Well, one way in which nations with huge populations can provide food to their people is by promoting large scale, scientific agriculture. There are constraints that the nations opting to take this route have to deal with. The first of those is the land constraint: as there is a limit to the amount of land available for agricultural endeavors. The huge population tends to put pressure on the land: because each and every person requires some bit of land to live on, yet the land is also required for agriculture. Often, nations may be forced to forcibly evict people from certain swathes of land, so that the swathes of land can be used for agriculture. There are also climatic constraints: where certain nations’ (or at least certain regions’) climates are simply not suitable for agriculture. Irrigation may be fronted as an alternative, but there are constraints there: like where lack of suitable water bodies, such as rivers or lakes, makes irrigation impossible.

Another way in which nations with huge populations can provide food to their people is by taking the route of importation. Again, there are constraints to be dealt with here. The first of these constraints has to do with the fact that countries from which the food is being imported have their own food needs. Thus, a nation that decides to depend entirely on importation of food ends up putting its food security in the hands of another nation: which can be a perilous course of action.

Another route that is taken is the hybrid route: where a nation endeavors to locally produce as much of its food as possible, and then import the deficit. The good thing with this route is in that it does away with the risks inherent in relying entirely on importation of food.

What Makes Population Control Difficult

The subject of population control is a difficult one. You just have to bring it up for discussion in any forum, for you to get an idea as to how emotive it can be. We will now venture to look at some of the specific things that make population control so difficult.

The first thing that makes population control difficult is the fact that all human beings are inclined to reproduce.

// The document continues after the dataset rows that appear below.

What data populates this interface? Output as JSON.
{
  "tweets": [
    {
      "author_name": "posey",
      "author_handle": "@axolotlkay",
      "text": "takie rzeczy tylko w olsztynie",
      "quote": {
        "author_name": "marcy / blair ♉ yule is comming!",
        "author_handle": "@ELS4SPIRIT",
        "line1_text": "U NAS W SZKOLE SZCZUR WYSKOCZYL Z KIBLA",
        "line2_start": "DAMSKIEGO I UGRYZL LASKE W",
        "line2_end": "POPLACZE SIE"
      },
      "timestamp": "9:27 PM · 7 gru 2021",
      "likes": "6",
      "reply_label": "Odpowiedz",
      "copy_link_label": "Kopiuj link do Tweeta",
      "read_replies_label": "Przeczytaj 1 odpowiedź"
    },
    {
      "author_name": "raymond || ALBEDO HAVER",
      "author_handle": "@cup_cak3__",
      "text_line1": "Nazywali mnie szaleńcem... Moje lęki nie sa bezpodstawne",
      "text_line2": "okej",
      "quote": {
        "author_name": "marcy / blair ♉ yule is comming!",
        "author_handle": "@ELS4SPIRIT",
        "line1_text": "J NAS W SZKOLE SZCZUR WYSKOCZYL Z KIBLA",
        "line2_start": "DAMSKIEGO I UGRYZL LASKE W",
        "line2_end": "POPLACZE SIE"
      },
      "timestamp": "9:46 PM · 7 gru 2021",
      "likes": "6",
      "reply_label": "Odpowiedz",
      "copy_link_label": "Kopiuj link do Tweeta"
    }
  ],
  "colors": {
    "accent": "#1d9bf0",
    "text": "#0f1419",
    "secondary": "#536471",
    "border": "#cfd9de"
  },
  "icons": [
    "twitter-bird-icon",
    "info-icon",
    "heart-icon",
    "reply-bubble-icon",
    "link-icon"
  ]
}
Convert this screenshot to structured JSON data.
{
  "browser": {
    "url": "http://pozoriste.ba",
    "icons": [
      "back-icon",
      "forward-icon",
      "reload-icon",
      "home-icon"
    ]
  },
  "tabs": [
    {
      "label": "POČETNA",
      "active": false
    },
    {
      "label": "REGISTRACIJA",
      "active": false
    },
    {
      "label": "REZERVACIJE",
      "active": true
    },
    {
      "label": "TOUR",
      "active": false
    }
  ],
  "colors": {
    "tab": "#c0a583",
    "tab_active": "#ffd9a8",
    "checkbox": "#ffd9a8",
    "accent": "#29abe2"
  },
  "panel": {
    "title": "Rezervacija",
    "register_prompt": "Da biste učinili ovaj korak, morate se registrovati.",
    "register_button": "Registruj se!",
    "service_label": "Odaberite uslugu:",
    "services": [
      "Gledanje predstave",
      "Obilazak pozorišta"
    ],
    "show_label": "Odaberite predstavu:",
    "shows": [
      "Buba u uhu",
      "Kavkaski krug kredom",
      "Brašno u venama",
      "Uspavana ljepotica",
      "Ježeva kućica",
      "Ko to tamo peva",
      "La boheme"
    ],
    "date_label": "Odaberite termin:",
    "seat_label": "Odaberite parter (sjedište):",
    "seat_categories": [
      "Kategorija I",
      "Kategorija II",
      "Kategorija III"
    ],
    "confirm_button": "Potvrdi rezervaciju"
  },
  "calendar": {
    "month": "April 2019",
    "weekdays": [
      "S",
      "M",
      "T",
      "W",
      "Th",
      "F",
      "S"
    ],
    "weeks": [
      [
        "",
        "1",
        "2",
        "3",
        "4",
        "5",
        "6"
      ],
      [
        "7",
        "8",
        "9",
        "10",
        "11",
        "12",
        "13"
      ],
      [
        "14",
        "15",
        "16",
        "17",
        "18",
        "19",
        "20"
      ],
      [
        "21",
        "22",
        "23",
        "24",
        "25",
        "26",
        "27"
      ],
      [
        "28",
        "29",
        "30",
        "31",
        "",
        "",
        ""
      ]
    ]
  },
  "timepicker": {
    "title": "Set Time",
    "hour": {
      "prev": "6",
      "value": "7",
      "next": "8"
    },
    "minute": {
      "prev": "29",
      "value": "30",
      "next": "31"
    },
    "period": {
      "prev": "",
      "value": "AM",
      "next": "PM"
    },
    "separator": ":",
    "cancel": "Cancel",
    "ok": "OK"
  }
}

Thus, human beings are unlike other species, in which the weaker members of the species are often willing to forego reproduction, in favor of the stronger members — for the benefit of the entire species. With human beings, it is different: everyone – or pretty much everyone — wants to leave their genetic footprint on the planet. Those who are born in turn want to reproduce. So the population has to keep on rising, through a geometric progression: leading to a situation where the human population may simply become unsustainable.

The second thing that makes population control difficult is the fact that different religions have different thoughts on the subject. Generally though, we find that religions are in favor of unfettered reproduction. That would have been alright, were it not for the fact that the natural population control mechanisms that apply for other species don’t apply for human beings. Thus, for instance, human population control through disease doesn’t work well: for human beings have discovered cures for most illnesses. Human beings no longer have other species preying on them and therefore human population control through predation doesn’t work either.

The third thing that makes population control difficult is the fact that the different (artificial) methods that can be used to achieve it all have their side effects. So there is really no perfect birth control method. Thus we have even the folks who see the benefits of controlling the human population being in a dilemma. If they opt for the birth control methods that entail the use of hormonal formulations, then they know that they will have to live with certain consequences. If they opt for the barrier-based birth control methods, they know that they will have to live with certain consequences as well. And if they opt for the permanent birth control methods that basically involve sterilization, they know that they will have to live with certain side effects as well, besides the fact that the permanency/virtual irreversibility of these birth control methods scares many people.